- PROBLEM
Keep the text of the data exactly as it is and omit each picture from the copy.

- DATA RECORDS
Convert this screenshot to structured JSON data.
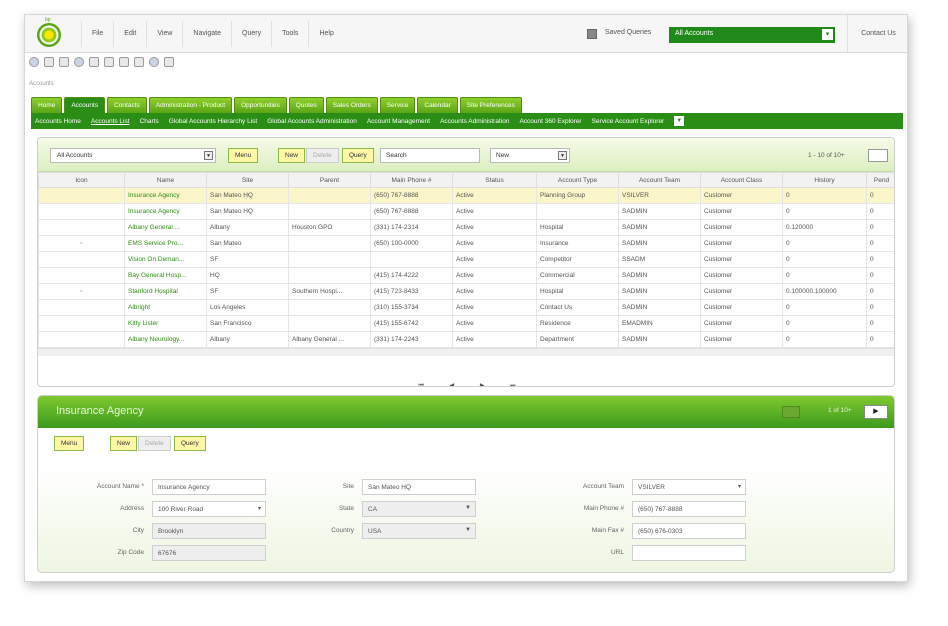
{
  "app": {
    "logo_text": "bp"
  },
  "menu": [
    "File",
    "Edit",
    "View",
    "Navigate",
    "Query",
    "Tools",
    "Help"
  ],
  "saved_queries": {
    "label": "Saved Queries",
    "value": "All Accounts",
    "dropdown_glyph": "▾"
  },
  "contact_us": "Contact Us",
  "breadcrumb": "Accounts",
  "tabs": [
    "Home",
    "Accounts",
    "Contacts",
    "Administration - Product",
    "Opportunities",
    "Quotes",
    "Sales Orders",
    "Service",
    "Calendar",
    "Site Preferences"
  ],
  "active_tab": 1,
  "subtabs": [
    "Accounts Home",
    "Accounts List",
    "Charts",
    "Global Accounts Hierarchy List",
    "Global Accounts Administration",
    "Account Management",
    "Accounts Administration",
    "Account 360 Explorer",
    "Service Account Explorer"
  ],
  "list": {
    "filter_value": "All Accounts",
    "menu_btn": "Menu",
    "new_btn": "New",
    "delete_btn": "Delete",
    "query_btn": "Query",
    "query_input": "Search",
    "new_select": "New",
    "count": "1 - 10 of 10+",
    "columns": [
      "Icon",
      "Name",
      "Site",
      "Parent",
      "Main Phone #",
      "Status",
      "Account Type",
      "Account Team",
      "Account Class",
      "History",
      "Pend"
    ],
    "rows": [
      [
        "",
        "Insurance Agency",
        "San Mateo HQ",
        "",
        "(650) 767-8888",
        "Active",
        "Planning Group",
        "VSILVER",
        "Customer",
        "0",
        "0"
      ],
      [
        "",
        "Insurance Agency",
        "San Mateo HQ",
        "",
        "(650) 767-8888",
        "Active",
        "",
        "SADMIN",
        "Customer",
        "0",
        "0"
      ],
      [
        "",
        "Albany General ...",
        "Albany",
        "Houston GPO",
        "(331) 174-2314",
        "Active",
        "Hospital",
        "SADMIN",
        "Customer",
        "0.120000",
        "0"
      ],
      [
        "◦",
        "EMS Service Pro...",
        "San Mateo",
        "",
        "(650) 100-0000",
        "Active",
        "Insurance",
        "SADMIN",
        "Customer",
        "0",
        "0"
      ],
      [
        "",
        "Vision On Deman...",
        "SF",
        "",
        "",
        "Active",
        "Competitor",
        "SSADM",
        "Customer",
        "0",
        "0"
      ],
      [
        "",
        "Bay General Hosp...",
        "HQ",
        "",
        "(415) 174-4222",
        "Active",
        "Commercial",
        "SADMIN",
        "Customer",
        "0",
        "0"
      ],
      [
        "◦",
        "Stanford Hospital",
        "SF",
        "Southern Hospi...",
        "(415) 723-8433",
        "Active",
        "Hospital",
        "SADMIN",
        "Customer",
        "0.100000,100000",
        "0"
      ],
      [
        "",
        "Albright",
        "Los Angeles",
        "",
        "(310) 155-3734",
        "Active",
        "Contact Us",
        "SADMIN",
        "Customer",
        "0",
        "0"
      ],
      [
        "",
        "Kitty Lister",
        "San Francisco",
        "",
        "(415) 155-6742",
        "Active",
        "Residence",
        "EMADMIN",
        "Customer",
        "0",
        "0"
      ],
      [
        "",
        "Albany Neurology...",
        "Albany",
        "Albany General ...",
        "(331) 174-2243",
        "Active",
        "Department",
        "SADMIN",
        "Customer",
        "0",
        "0"
      ]
    ],
    "selected_row": 0,
    "pager": [
      "⏮",
      "◀",
      "▶",
      "⏭"
    ]
  },
  "form": {
    "title": "Insurance Agency",
    "count": "1 of 10+",
    "next_glyph": "▶",
    "menu_btn": "Menu",
    "new_btn": "New",
    "delete_btn": "Delete",
    "query_btn": "Query",
    "fields": {
      "account_name": {
        "label": "Account Name *",
        "value": "Insurance Agency"
      },
      "address": {
        "label": "Address",
        "value": "100 River Road"
      },
      "city": {
        "label": "City",
        "value": "Brooklyn"
      },
      "zip": {
        "label": "Zip Code",
        "value": "67676"
      },
      "site": {
        "label": "Site",
        "value": "San Mateo HQ"
      },
      "state": {
        "label": "State",
        "value": "CA"
      },
      "country": {
        "label": "Country",
        "value": "USA"
      },
      "account_team": {
        "label": "Account Team",
        "value": "VSILVER"
      },
      "main_phone": {
        "label": "Main Phone #",
        "value": "(650) 767-8888"
      },
      "main_fax": {
        "label": "Main Fax #",
        "value": "(650) 676-0303"
      },
      "url": {
        "label": "URL",
        "value": ""
      }
    }
  }
}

- RESULT FOR THIS TASK
Convert this screenshot to structured JSON data.
{
  "app": {
    "logo_text": "bp"
  },
  "menu": [
    "File",
    "Edit",
    "View",
    "Navigate",
    "Query",
    "Tools",
    "Help"
  ],
  "saved_queries": {
    "label": "Saved Queries",
    "value": "All Accounts",
    "dropdown_glyph": "▾"
  },
  "contact_us": "Contact Us",
  "breadcrumb": "Accounts",
  "tabs": [
    "Home",
    "Accounts",
    "Contacts",
    "Administration - Product",
    "Opportunities",
    "Quotes",
    "Sales Orders",
    "Service",
    "Calendar",
    "Site Preferences"
  ],
  "active_tab": 1,
  "subtabs": [
    "Accounts Home",
    "Accounts List",
    "Charts",
    "Global Accounts Hierarchy List",
    "Global Accounts Administration",
    "Account Management",
    "Accounts Administration",
    "Account 360 Explorer",
    "Service Account Explorer"
  ],
  "list": {
    "filter_value": "All Accounts",
    "menu_btn": "Menu",
    "new_btn": "New",
    "delete_btn": "Delete",
    "query_btn": "Query",
    "query_input": "Search",
    "new_select": "New",
    "count": "1 - 10 of 10+",
    "columns": [
      "Icon",
      "Name",
      "Site",
      "Parent",
      "Main Phone #",
      "Status",
      "Account Type",
      "Account Team",
      "Account Class",
      "History",
      "Pend"
    ],
    "rows": [
      [
        "",
        "Insurance Agency",
        "San Mateo HQ",
        "",
        "(650) 767-8888",
        "Active",
        "Planning Group",
        "VSILVER",
        "Customer",
        "0",
        "0"
      ],
      [
        "",
        "Insurance Agency",
        "San Mateo HQ",
        "",
        "(650) 767-8888",
        "Active",
        "",
        "SADMIN",
        "Customer",
        "0",
        "0"
      ],
      [
        "",
        "Albany General ...",
        "Albany",
        "Houston GPO",
        "(331) 174-2314",
        "Active",
        "Hospital",
        "SADMIN",
        "Customer",
        "0.120000",
        "0"
      ],
      [
        "◦",
        "EMS Service Pro...",
        "San Mateo",
        "",
        "(650) 100-0000",
        "Active",
        "Insurance",
        "SADMIN",
        "Customer",
        "0",
        "0"
      ],
      [
        "",
        "Vision On Deman...",
        "SF",
        "",
        "",
        "Active",
        "Competitor",
        "SSADM",
        "Customer",
        "0",
        "0"
      ],
      [
        "",
        "Bay General Hosp...",
        "HQ",
        "",
        "(415) 174-4222",
        "Active",
        "Commercial",
        "SADMIN",
        "Customer",
        "0",
        "0"
      ],
      [
        "◦",
        "Stanford Hospital",
        "SF",
        "Southern Hospi...",
        "(415) 723-8433",
        "Active",
        "Hospital",
        "SADMIN",
        "Customer",
        "0.100000,100000",
        "0"
      ],
      [
        "",
        "Albright",
        "Los Angeles",
        "",
        "(310) 155-3734",
        "Active",
        "Contact Us",
        "SADMIN",
        "Customer",
        "0",
        "0"
      ],
      [
        "",
        "Kitty Lister",
        "San Francisco",
        "",
        "(415) 155-6742",
        "Active",
        "Residence",
        "EMADMIN",
        "Customer",
        "0",
        "0"
      ],
      [
        "",
        "Albany Neurology...",
        "Albany",
        "Albany General ...",
        "(331) 174-2243",
        "Active",
        "Department",
        "SADMIN",
        "Customer",
        "0",
        "0"
      ]
    ],
    "selected_row": 0,
    "pager": [
      "⏮",
      "◀",
      "▶",
      "⏭"
    ]
  },
  "form": {
    "title": "Insurance Agency",
    "count": "1 of 10+",
    "next_glyph": "▶",
    "menu_btn": "Menu",
    "new_btn": "New",
    "delete_btn": "Delete",
    "query_btn": "Query",
    "fields": {
      "account_name": {
        "label": "Account Name *",
        "value": "Insurance Agency"
      },
      "address": {
        "label": "Address",
        "value": "100 River Road"
      },
      "city": {
        "label": "City",
        "value": "Brooklyn"
      },
      "zip": {
        "label": "Zip Code",
        "value": "67676"
      },
      "site": {
        "label": "Site",
        "value": "San Mateo HQ"
      },
      "state": {
        "label": "State",
        "value": "CA"
      },
      "country": {
        "label": "Country",
        "value": "USA"
      },
      "account_team": {
        "label": "Account Team",
        "value": "VSILVER"
      },
      "main_phone": {
        "label": "Main Phone #",
        "value": "(650) 767-8888"
      },
      "main_fax": {
        "label": "Main Fax #",
        "value": "(650) 676-0303"
      },
      "url": {
        "label": "URL",
        "value": ""
      }
    }
  }
}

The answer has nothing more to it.